“What happens if (following a ‘yes’ vote) the Scottish Government decides to raise/lower taxes on, say, cigarettes, alcohol, petrol, etc.? Will there be border crossing posts? How are they going to deal with the inevitable smuggling? Will there be border patrol ships off the coast inspecting cargo? Who’s going to pay for it all?”
“If Scotland does break away, how is Cyprus (and the rest of the EU) going to consider its citizens? As third country nationals? And what will happen to the free movement of goods? Will I still be able to get a decent bottle of Scotch in Cyprus?” asks Howarth.
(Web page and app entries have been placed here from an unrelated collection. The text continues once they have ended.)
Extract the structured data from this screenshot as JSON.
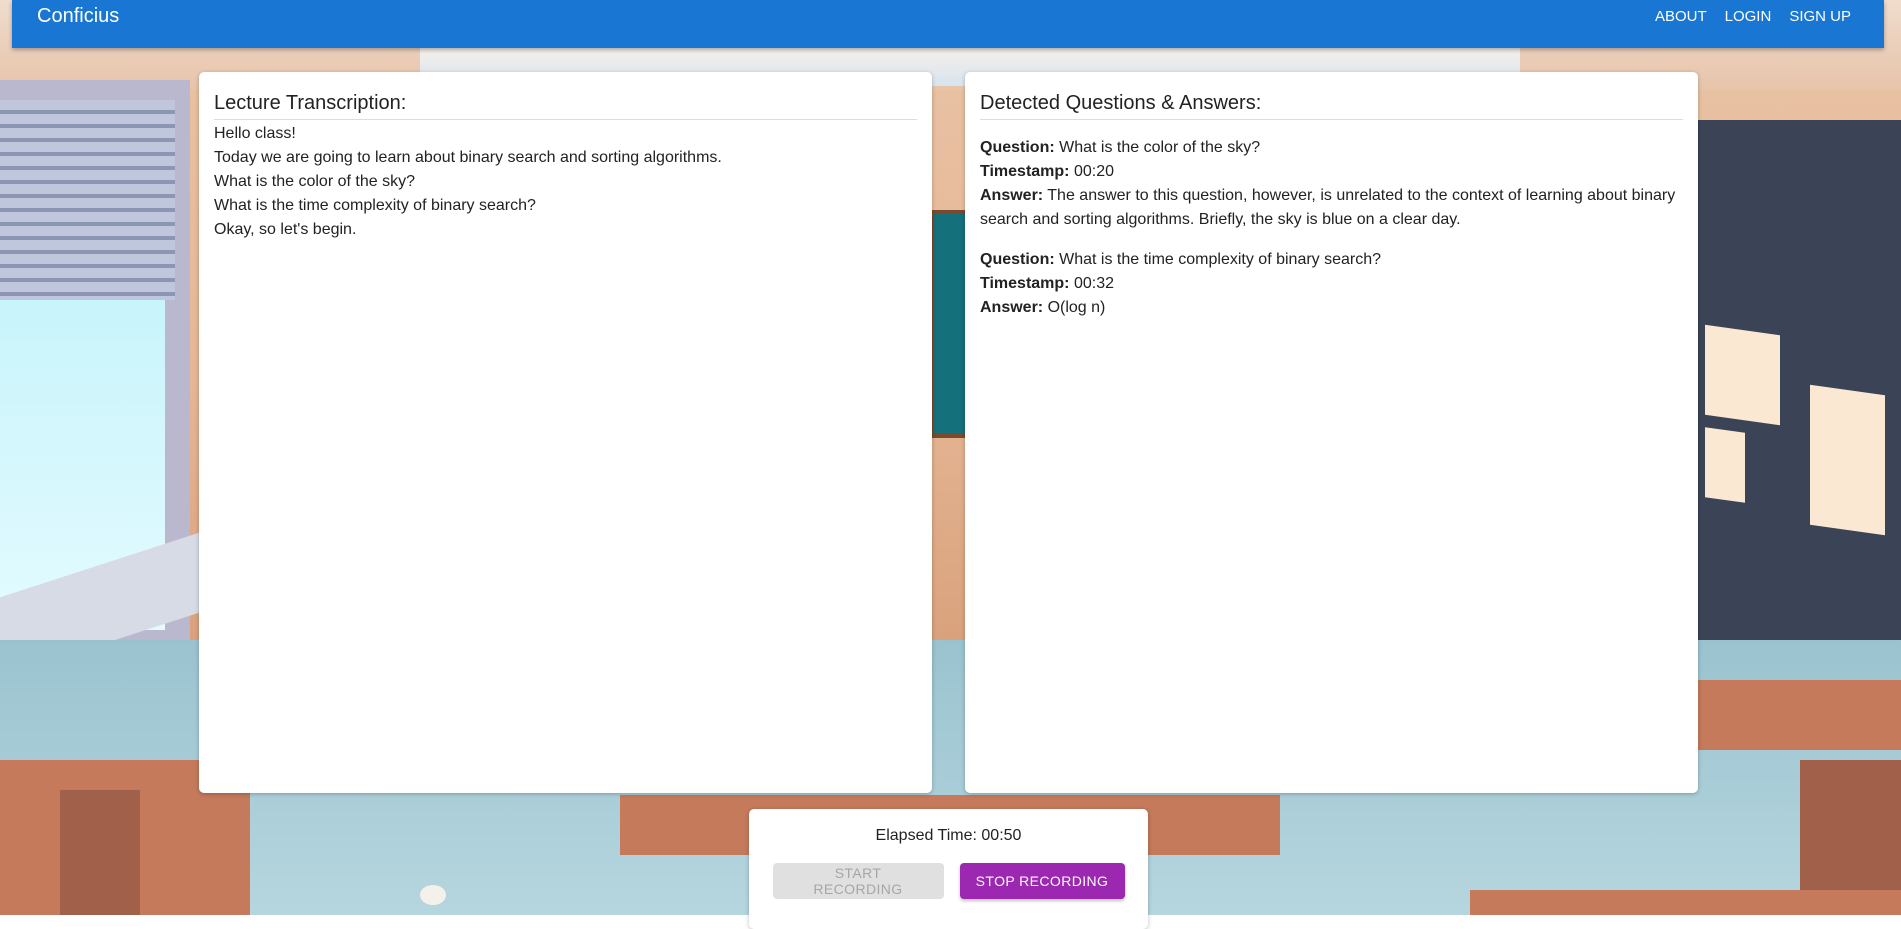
{
  "appbar": {
    "brand": "Conficius",
    "nav": [
      "ABOUT",
      "LOGIN",
      "SIGN UP"
    ],
    "color": "#1976d2"
  },
  "transcription": {
    "title": "Lecture Transcription:",
    "lines": [
      "Hello class!",
      "Today we are going to learn about binary search and sorting algorithms.",
      "What is the color of the sky?",
      "What is the time complexity of binary search?",
      "Okay, so let's begin."
    ]
  },
  "qa": {
    "title": "Detected Questions & Answers:",
    "labels": {
      "question": "Question:",
      "timestamp": "Timestamp:",
      "answer": "Answer:"
    },
    "items": [
      {
        "question": "What is the color of the sky?",
        "timestamp": "00:20",
        "answer": "The answer to this question, however, is unrelated to the context of learning about binary search and sorting algorithms. Briefly, the sky is blue on a clear day."
      },
      {
        "question": "What is the time complexity of binary search?",
        "timestamp": "00:32",
        "answer": "O(log n)"
      }
    ]
  },
  "controls": {
    "elapsed_label": "Elapsed Time:",
    "elapsed_value": "00:50",
    "elapsed_text": "Elapsed Time: 00:50",
    "start_label": "START RECORDING",
    "start_disabled": true,
    "stop_label": "STOP RECORDING",
    "stop_color": "#9c27b0"
  }
}
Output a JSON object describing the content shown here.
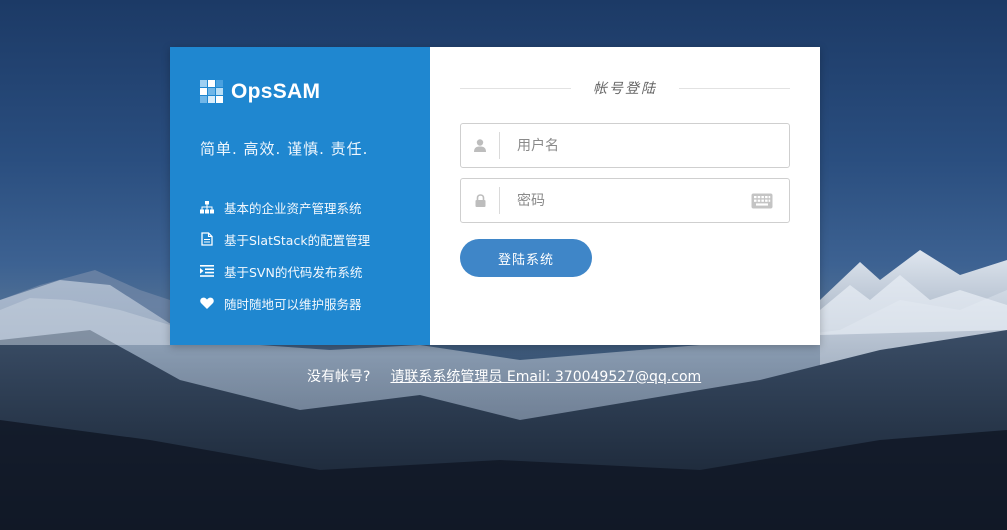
{
  "brand": {
    "name": "OpsSAM",
    "slogan": "简单. 高效. 谨慎. 责任."
  },
  "features": [
    {
      "icon": "sitemap-icon",
      "label": "基本的企业资产管理系统"
    },
    {
      "icon": "file-icon",
      "label": "基于SlatStack的配置管理"
    },
    {
      "icon": "indent-icon",
      "label": "基于SVN的代码发布系统"
    },
    {
      "icon": "heart-icon",
      "label": "随时随地可以维护服务器"
    }
  ],
  "login": {
    "title": "帐号登陆",
    "username": {
      "placeholder": "用户名",
      "value": "",
      "icon": "user-icon"
    },
    "password": {
      "placeholder": "密码",
      "value": "",
      "icon": "lock-icon",
      "extra_icon": "keyboard-icon"
    },
    "submit_label": "登陆系统"
  },
  "footer": {
    "question": "没有帐号?",
    "contact_link": "请联系系统管理员 Email: 370049527@qq.com"
  },
  "colors": {
    "brand_panel": "#1f87d0",
    "button": "#3f86c8",
    "card_bg": "#ffffff"
  }
}
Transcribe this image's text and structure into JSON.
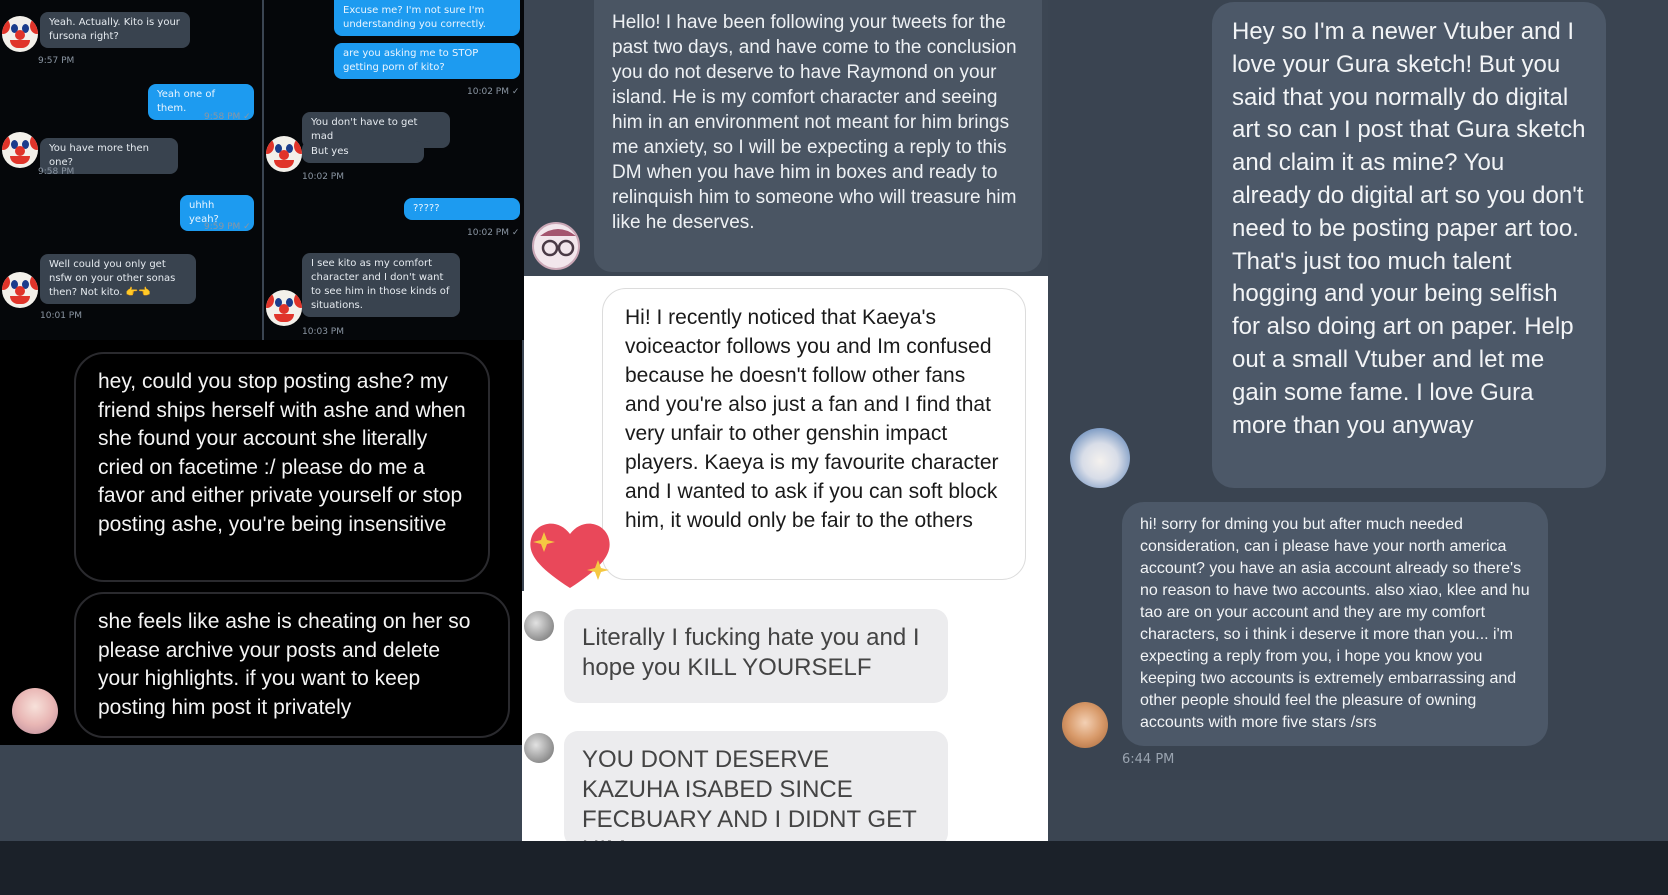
{
  "panel_a": {
    "left_col": {
      "m1": "Yeah. Actually. Kito is your fursona right?",
      "t1": "9:57 PM",
      "m2": "Yeah one of them.",
      "t2": "9:58 PM ✓",
      "m3": "You have more then one?",
      "t3": "9:58 PM",
      "m4": "uhhh yeah?",
      "t4": "9:59 PM ✓",
      "m5": "Well could you only get nsfw on your other sonas then? Not kito. 👉👈",
      "t5": "10:01 PM"
    },
    "right_col": {
      "m1": "Excuse me? I'm not sure I'm understanding you correctly.",
      "m2": "are you asking me to STOP getting porn of kito?",
      "t1": "10:02 PM ✓",
      "m3": "You don't have to get mad",
      "m4": "But yes",
      "t2": "10:02 PM",
      "m5": "?????",
      "t3": "10:02 PM ✓",
      "m6": "I see kito as my comfort character and I don't want to see him in those kinds of situations.",
      "t4": "10:03 PM"
    }
  },
  "panel_b": {
    "m1": "hey, could you stop posting ashe? my friend ships herself with ashe and when she found your account she literally cried on facetime :/ please do me a favor and either private yourself or stop posting ashe, you're being insensitive",
    "m2": "she feels like ashe is cheating on her so please archive your posts and delete your highlights. if you want to keep posting him post it privately"
  },
  "panel_c": {
    "m1": "Hello! I have been following your tweets for the past two days, and have come to the conclusion you do not deserve to have Raymond on your island. He is my comfort character and seeing him in an environment not meant for him brings me anxiety, so I will be expecting a reply to this DM when you have him in boxes and ready to relinquish him to someone who will treasure him like he deserves."
  },
  "panel_d": {
    "m1": "Hi! I recently noticed that Kaeya's voiceactor follows you and Im confused because he doesn't follow other fans and you're also just a fan and I find that very unfair to other genshin impact players. Kaeya is my favourite character and I wanted to ask if you can soft block him, it would only be fair to the others"
  },
  "panel_e": {
    "m1": "Literally I fucking hate you and I hope you KILL YOURSELF",
    "m2": "YOU DONT DESERVE KAZUHA ISABED SINCE FECBUARY AND I DIDNT GET HIM"
  },
  "panel_f": {
    "m1": "Hey so I'm a newer Vtuber and I love your Gura sketch! But you said that you normally do digital art so can I post that Gura sketch and claim it as mine? You already do digital art so you don't need to be posting paper art too. That's just too much talent hogging and your being selfish for also doing art on paper. Help out a small Vtuber and let me gain some fame. I love Gura more than you anyway",
    "m2": "hi! sorry for dming you but after much needed consideration, can i please have your north america account? you have an asia account already so there's no reason to have two accounts. also xiao, klee and hu tao are on your account and they are my comfort characters, so i think i deserve it more than you... i'm expecting a reply from you, i hope you know you keeping two accounts is extremely embarrassing and other people should feel the pleasure of owning accounts with more five stars /srs",
    "t2": "6:44 PM"
  },
  "colors": {
    "outgoing_blue": "#1d9bf0",
    "incoming_dark": "#39434f",
    "slate_bg": "#3c4653"
  }
}
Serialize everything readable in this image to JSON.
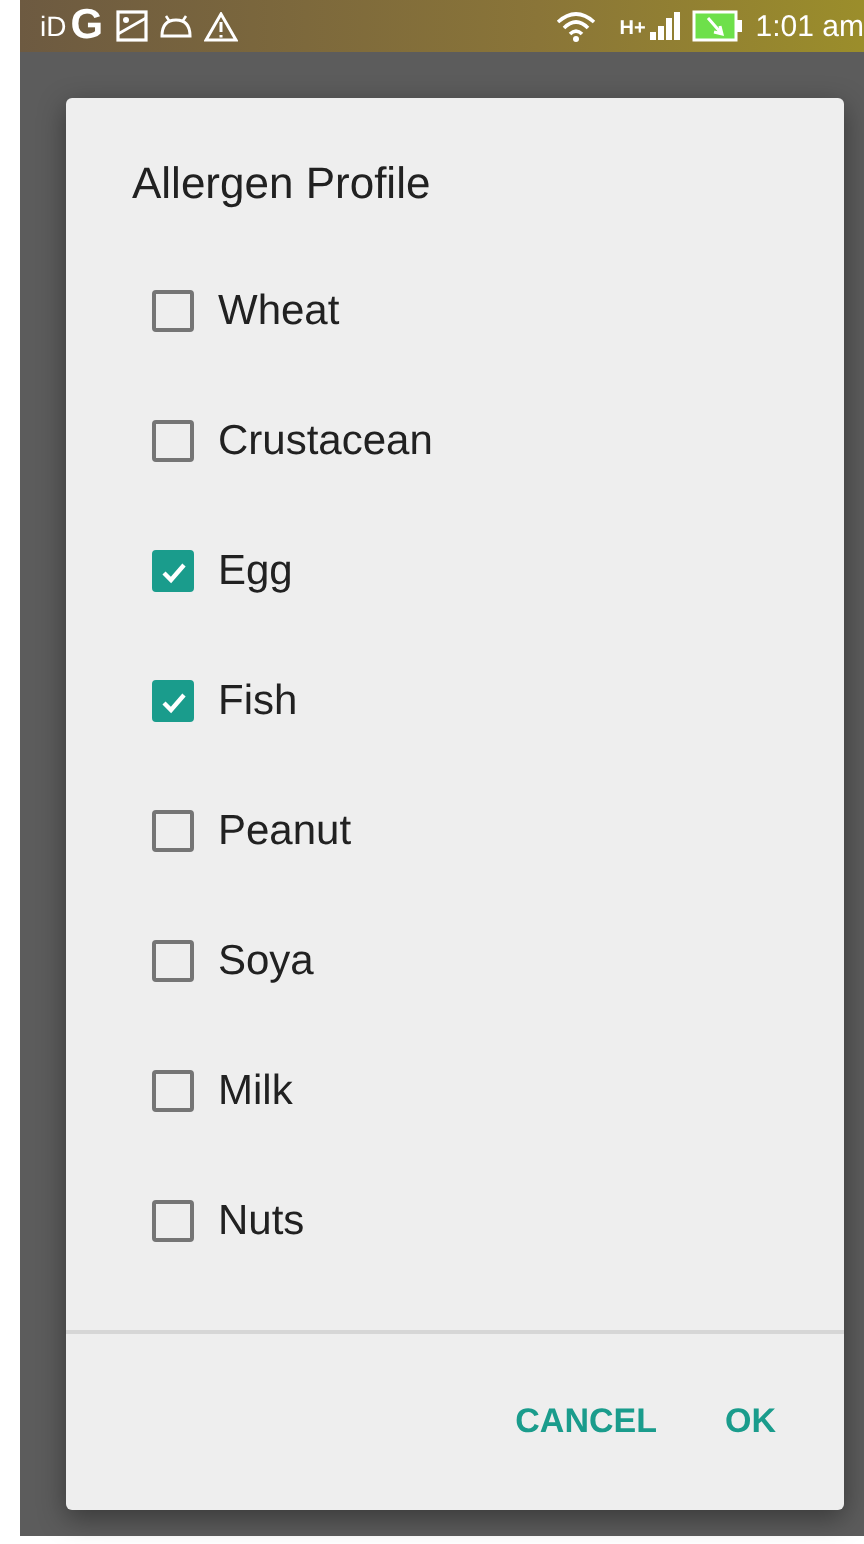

“And if the rest of the rest of the UK votes to leave the EU following a referendum, will its citizens be considered as third country nationals by the Cypriot authorities? There are so many unknowns at the moment it’s difficult to see what opportunities there may be – although I’m sure that many law and accountancy firms are rubbing their hands in eager anticipation of a ‘Yes’ vote on Thursday.”
FALLING ENERGY REVENUE
Risk management expert Alan Waring, author of our RiskWatch column and several books on the subject, had a more long-term impact at the back of his head, on an issue that is becoming familiar by the day to Cypriots – energy.
“A ‘Yes’ decision would be disastrous for Scotland for a long time to come and, for the remaining UK, damaging in the short term but recoverable. With my oil and gas experience, I took particular note of the almost desperate plea from Sir Ian Wood, an immensely patriotic Scot and the billionaire creator of the Wood oil and gas services group, not to destroy Scotland’s economic prosperity by voting Yes. The article about his stance by Jon Rees in the Financial Mail on Sunday (September 13) completely debunked some of the optimistic nonsense about future Scottish exploitable field reserves put about by the Yes